Bacillus 1,3-1,4-β-glucanases possess a highly conserved disulfide bridge connecting a β-strand with a solventexposed loop lying on top of the extended binding site cleft The contribution of the disulfide bond and of both individual cysteines (Cys61 and Cys90) in the Bacillus licheniformis enzyme to stability and activity has been evaluated by protein engineering methods. Reduction of the disulfide bond has no effect on kinetic parameters, has only a minor effect on the activity-temperature profile at high temperatures, and destabilizes the protein by less than 0.7 kcal/mol as measured by equilibrium urea denatu ration at 37°C. Replacing either of the Cys residues with Ala destabilizes the protein and lowers the specific activity. C90A retains 70% of wild-type (wt) activity (in terms of Vmax), whereas C61A and the double mutant C61A-C90A have 10% of wt Vmax. A larger change in free energy of unfolding is seen by equilibrium urea denaturation for the C61A mutation (loop residue, 3.2 kcal/mol relative to reduced wt) as compared with the C90A mutation (β-strand residue, 1.8 kcal/mol relative to reduced wt), while the double mutant C61A-C90A is ∼0.8 kcal/mol less stable than the single C61A mutant. The effects on stability are interpreted as a result of the change in hydrophobic packing that occurs upon removal of the sulfur atoms in the Cys to Ala mutations © 1995 Oxford University Press.
|Journal||Protein Engineering, Design and Selection|

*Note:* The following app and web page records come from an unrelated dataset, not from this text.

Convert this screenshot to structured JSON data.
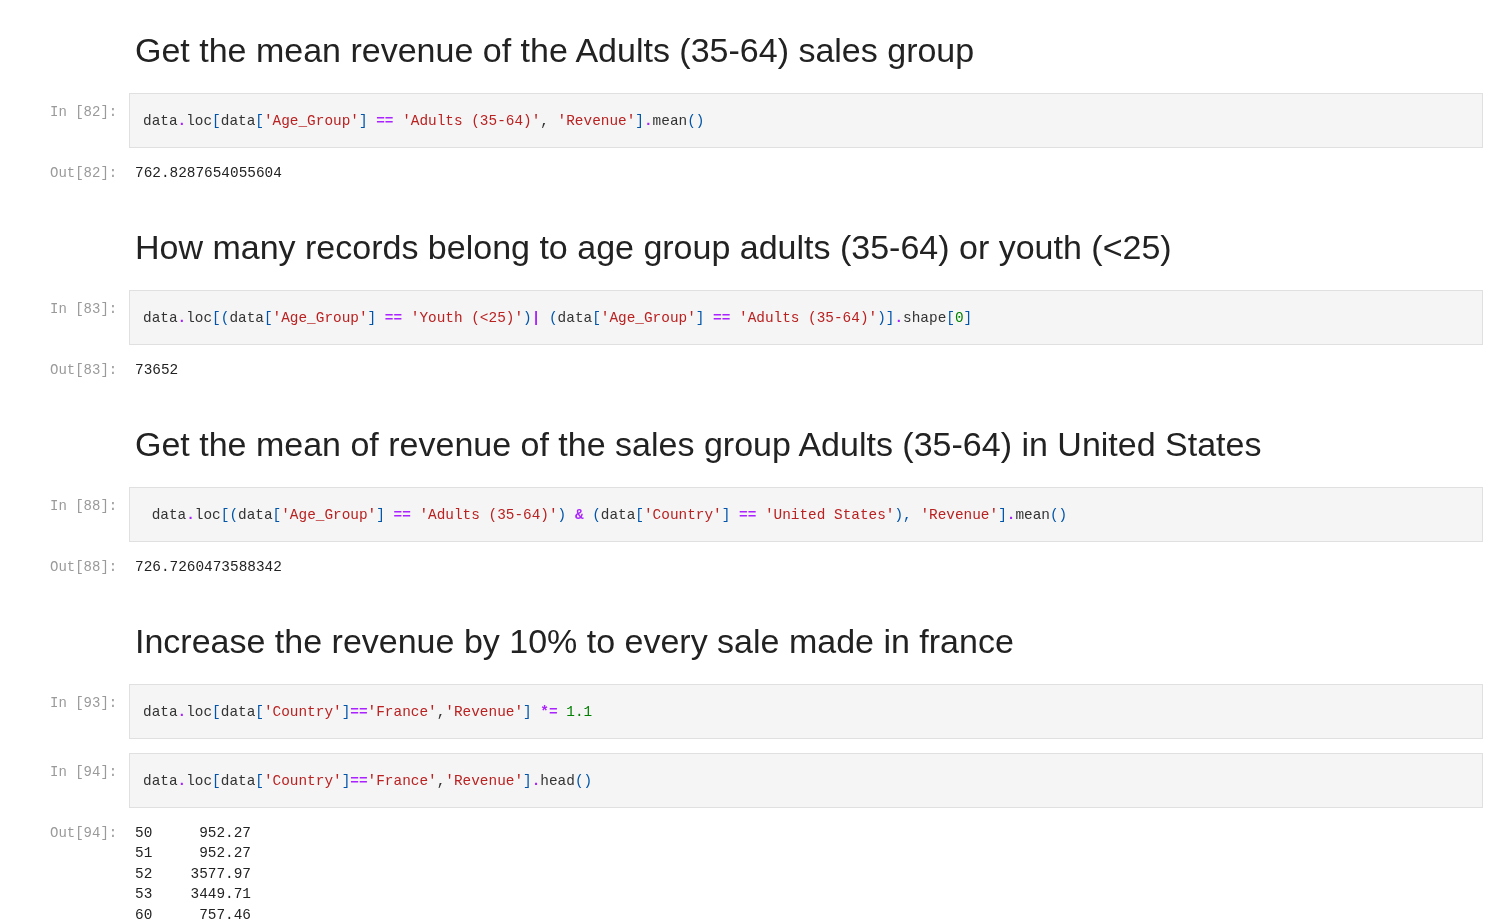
{
  "cells": [
    {
      "kind": "markdown",
      "text": "Get the mean revenue of the Adults (35-64) sales group"
    },
    {
      "kind": "code",
      "prompt": "In [82]:",
      "tokens": [
        {
          "kind": "name",
          "text": "data"
        },
        {
          "kind": "op",
          "text": "."
        },
        {
          "kind": "name",
          "text": "loc"
        },
        {
          "kind": "punc",
          "text": "["
        },
        {
          "kind": "name",
          "text": "data"
        },
        {
          "kind": "punc",
          "text": "["
        },
        {
          "kind": "str",
          "text": "'Age_Group'"
        },
        {
          "kind": "punc",
          "text": "] "
        },
        {
          "kind": "op",
          "text": "=="
        },
        {
          "kind": "str",
          "text": " 'Adults (35-64)'"
        },
        {
          "kind": "name",
          "text": ", "
        },
        {
          "kind": "str",
          "text": "'Revenue'"
        },
        {
          "kind": "punc",
          "text": "]"
        },
        {
          "kind": "op",
          "text": "."
        },
        {
          "kind": "name",
          "text": "mean"
        },
        {
          "kind": "punc",
          "text": "()"
        }
      ],
      "output": {
        "prompt": "Out[82]:",
        "lines": [
          "762.8287654055604"
        ]
      }
    },
    {
      "kind": "markdown",
      "text": "How many records belong to age group adults (35-64) or youth (<25)"
    },
    {
      "kind": "code",
      "prompt": "In [83]:",
      "tokens": [
        {
          "kind": "name",
          "text": "data"
        },
        {
          "kind": "op",
          "text": "."
        },
        {
          "kind": "name",
          "text": "loc"
        },
        {
          "kind": "punc",
          "text": "[("
        },
        {
          "kind": "name",
          "text": "data"
        },
        {
          "kind": "punc",
          "text": "["
        },
        {
          "kind": "str",
          "text": "'Age_Group'"
        },
        {
          "kind": "punc",
          "text": "] "
        },
        {
          "kind": "op",
          "text": "=="
        },
        {
          "kind": "str",
          "text": " 'Youth (<25)'"
        },
        {
          "kind": "punc",
          "text": ")"
        },
        {
          "kind": "op",
          "text": "|"
        },
        {
          "kind": "punc",
          "text": " ("
        },
        {
          "kind": "name",
          "text": "data"
        },
        {
          "kind": "punc",
          "text": "["
        },
        {
          "kind": "str",
          "text": "'Age_Group'"
        },
        {
          "kind": "punc",
          "text": "] "
        },
        {
          "kind": "op",
          "text": "=="
        },
        {
          "kind": "str",
          "text": " 'Adults (35-64)'"
        },
        {
          "kind": "punc",
          "text": ")]"
        },
        {
          "kind": "op",
          "text": "."
        },
        {
          "kind": "name",
          "text": "shape"
        },
        {
          "kind": "punc",
          "text": "["
        },
        {
          "kind": "num",
          "text": "0"
        },
        {
          "kind": "punc",
          "text": "]"
        }
      ],
      "output": {
        "prompt": "Out[83]:",
        "lines": [
          "73652"
        ]
      }
    },
    {
      "kind": "markdown",
      "text": "Get the mean of revenue of the sales group Adults (35-64) in United States"
    },
    {
      "kind": "code",
      "prompt": "In [88]:",
      "tokens": [
        {
          "kind": "name",
          "text": " data"
        },
        {
          "kind": "op",
          "text": "."
        },
        {
          "kind": "name",
          "text": "loc"
        },
        {
          "kind": "punc",
          "text": "[("
        },
        {
          "kind": "name",
          "text": "data"
        },
        {
          "kind": "punc",
          "text": "["
        },
        {
          "kind": "str",
          "text": "'Age_Group'"
        },
        {
          "kind": "punc",
          "text": "] "
        },
        {
          "kind": "op",
          "text": "=="
        },
        {
          "kind": "str",
          "text": " 'Adults (35-64)'"
        },
        {
          "kind": "punc",
          "text": ") "
        },
        {
          "kind": "op",
          "text": "&"
        },
        {
          "kind": "punc",
          "text": " ("
        },
        {
          "kind": "name",
          "text": "data"
        },
        {
          "kind": "punc",
          "text": "["
        },
        {
          "kind": "str",
          "text": "'Country'"
        },
        {
          "kind": "punc",
          "text": "] "
        },
        {
          "kind": "op",
          "text": "=="
        },
        {
          "kind": "str",
          "text": " 'United States'"
        },
        {
          "kind": "punc",
          "text": "), "
        },
        {
          "kind": "str",
          "text": "'Revenue'"
        },
        {
          "kind": "punc",
          "text": "]"
        },
        {
          "kind": "op",
          "text": "."
        },
        {
          "kind": "name",
          "text": "mean"
        },
        {
          "kind": "punc",
          "text": "()"
        }
      ],
      "output": {
        "prompt": "Out[88]:",
        "lines": [
          "726.7260473588342"
        ]
      }
    },
    {
      "kind": "markdown",
      "text": "Increase the revenue by 10% to every sale made in france"
    },
    {
      "kind": "code",
      "prompt": "In [93]:",
      "tokens": [
        {
          "kind": "name",
          "text": "data"
        },
        {
          "kind": "op",
          "text": "."
        },
        {
          "kind": "name",
          "text": "loc"
        },
        {
          "kind": "punc",
          "text": "["
        },
        {
          "kind": "name",
          "text": "data"
        },
        {
          "kind": "punc",
          "text": "["
        },
        {
          "kind": "str",
          "text": "'Country'"
        },
        {
          "kind": "punc",
          "text": "]"
        },
        {
          "kind": "op",
          "text": "=="
        },
        {
          "kind": "str",
          "text": "'France'"
        },
        {
          "kind": "name",
          "text": ","
        },
        {
          "kind": "str",
          "text": "'Revenue'"
        },
        {
          "kind": "punc",
          "text": "] "
        },
        {
          "kind": "op",
          "text": "*="
        },
        {
          "kind": "num",
          "text": " 1.1"
        }
      ]
    },
    {
      "kind": "code",
      "prompt": "In [94]:",
      "tokens": [
        {
          "kind": "name",
          "text": "data"
        },
        {
          "kind": "op",
          "text": "."
        },
        {
          "kind": "name",
          "text": "loc"
        },
        {
          "kind": "punc",
          "text": "["
        },
        {
          "kind": "name",
          "text": "data"
        },
        {
          "kind": "punc",
          "text": "["
        },
        {
          "kind": "str",
          "text": "'Country'"
        },
        {
          "kind": "punc",
          "text": "]"
        },
        {
          "kind": "op",
          "text": "=="
        },
        {
          "kind": "str",
          "text": "'France'"
        },
        {
          "kind": "name",
          "text": ","
        },
        {
          "kind": "str",
          "text": "'Revenue'"
        },
        {
          "kind": "punc",
          "text": "]"
        },
        {
          "kind": "op",
          "text": "."
        },
        {
          "kind": "name",
          "text": "head"
        },
        {
          "kind": "punc",
          "text": "()"
        }
      ],
      "output": {
        "prompt": "Out[94]:",
        "rows": [
          {
            "index": "50",
            "value": "952.27"
          },
          {
            "index": "51",
            "value": "952.27"
          },
          {
            "index": "52",
            "value": "3577.97"
          },
          {
            "index": "53",
            "value": "3449.71"
          },
          {
            "index": "60",
            "value": "757.46"
          }
        ]
      }
    }
  ]
}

|Publication status||Published - 1 Sep 1995|
- Cysteine mutants
- Disulfide bond
- Hydrophobic packing
- Site-directed mutagenesis